((
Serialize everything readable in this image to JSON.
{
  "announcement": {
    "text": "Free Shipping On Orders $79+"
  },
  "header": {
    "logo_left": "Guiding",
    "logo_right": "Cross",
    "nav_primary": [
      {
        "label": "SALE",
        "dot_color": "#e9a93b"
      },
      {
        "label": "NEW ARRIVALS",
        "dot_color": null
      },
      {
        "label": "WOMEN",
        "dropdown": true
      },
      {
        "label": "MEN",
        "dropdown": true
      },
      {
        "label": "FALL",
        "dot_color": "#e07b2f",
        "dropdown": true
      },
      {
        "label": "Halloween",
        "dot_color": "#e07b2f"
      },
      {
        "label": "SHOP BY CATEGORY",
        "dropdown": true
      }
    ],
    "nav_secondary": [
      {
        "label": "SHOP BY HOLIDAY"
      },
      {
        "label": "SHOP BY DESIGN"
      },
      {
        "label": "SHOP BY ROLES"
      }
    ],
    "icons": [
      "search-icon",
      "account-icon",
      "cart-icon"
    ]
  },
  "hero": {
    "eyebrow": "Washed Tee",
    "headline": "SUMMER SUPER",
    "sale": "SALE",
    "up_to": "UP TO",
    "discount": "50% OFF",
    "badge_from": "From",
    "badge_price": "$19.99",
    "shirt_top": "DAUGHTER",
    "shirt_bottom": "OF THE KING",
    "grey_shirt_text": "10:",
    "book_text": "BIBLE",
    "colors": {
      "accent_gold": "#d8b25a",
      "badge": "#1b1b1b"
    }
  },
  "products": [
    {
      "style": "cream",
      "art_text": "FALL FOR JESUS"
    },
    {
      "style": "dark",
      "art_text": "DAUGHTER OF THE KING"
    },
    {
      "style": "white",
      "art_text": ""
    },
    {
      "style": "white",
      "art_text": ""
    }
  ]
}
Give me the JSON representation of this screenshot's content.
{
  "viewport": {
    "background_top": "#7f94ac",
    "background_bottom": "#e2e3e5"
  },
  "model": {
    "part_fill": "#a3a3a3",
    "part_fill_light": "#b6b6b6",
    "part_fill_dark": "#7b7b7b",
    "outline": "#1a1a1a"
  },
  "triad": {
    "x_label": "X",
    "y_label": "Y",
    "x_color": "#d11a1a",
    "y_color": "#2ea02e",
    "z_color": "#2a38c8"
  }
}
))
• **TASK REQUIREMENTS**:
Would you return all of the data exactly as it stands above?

• **WRITTEN ANSWER**:
Serialize everything readable in this image to JSON.
{
  "announcement": {
    "text": "Free Shipping On Orders $79+"
  },
  "header": {
    "logo_left": "Guiding",
    "logo_right": "Cross",
    "nav_primary": [
      {
        "label": "SALE",
        "dot_color": "#e9a93b"
      },
      {
        "label": "NEW ARRIVALS",
        "dot_color": null
      },
      {
        "label": "WOMEN",
        "dropdown": true
      },
      {
        "label": "MEN",
        "dropdown": true
      },
      {
        "label": "FALL",
        "dot_color": "#e07b2f",
        "dropdown": true
      },
      {
        "label": "Halloween",
        "dot_color": "#e07b2f"
      },
      {
        "label": "SHOP BY CATEGORY",
        "dropdown": true
      }
    ],
    "nav_secondary": [
      {
        "label": "SHOP BY HOLIDAY"
      },
      {
        "label": "SHOP BY DESIGN"
      },
      {
        "label": "SHOP BY ROLES"
      }
    ],
    "icons": [
      "search-icon",
      "account-icon",
      "cart-icon"
    ]
  },
  "hero": {
    "eyebrow": "Washed Tee",
    "headline": "SUMMER SUPER",
    "sale": "SALE",
    "up_to": "UP TO",
    "discount": "50% OFF",
    "badge_from": "From",
    "badge_price": "$19.99",
    "shirt_top": "DAUGHTER",
    "shirt_bottom": "OF THE KING",
    "grey_shirt_text": "10:",
    "book_text": "BIBLE",
    "colors": {
      "accent_gold": "#d8b25a",
      "badge": "#1b1b1b"
    }
  },
  "products": [
    {
      "style": "cream",
      "art_text": "FALL FOR JESUS"
    },
    {
      "style": "dark",
      "art_text": "DAUGHTER OF THE KING"
    },
    {
      "style": "white",
      "art_text": ""
    },
    {
      "style": "white",
      "art_text": ""
    }
  ]
}
Give me the JSON representation of this screenshot's content.
{
  "viewport": {
    "background_top": "#7f94ac",
    "background_bottom": "#e2e3e5"
  },
  "model": {
    "part_fill": "#a3a3a3",
    "part_fill_light": "#b6b6b6",
    "part_fill_dark": "#7b7b7b",
    "outline": "#1a1a1a"
  },
  "triad": {
    "x_label": "X",
    "y_label": "Y",
    "x_color": "#d11a1a",
    "y_color": "#2ea02e",
    "z_color": "#2a38c8"
  }
}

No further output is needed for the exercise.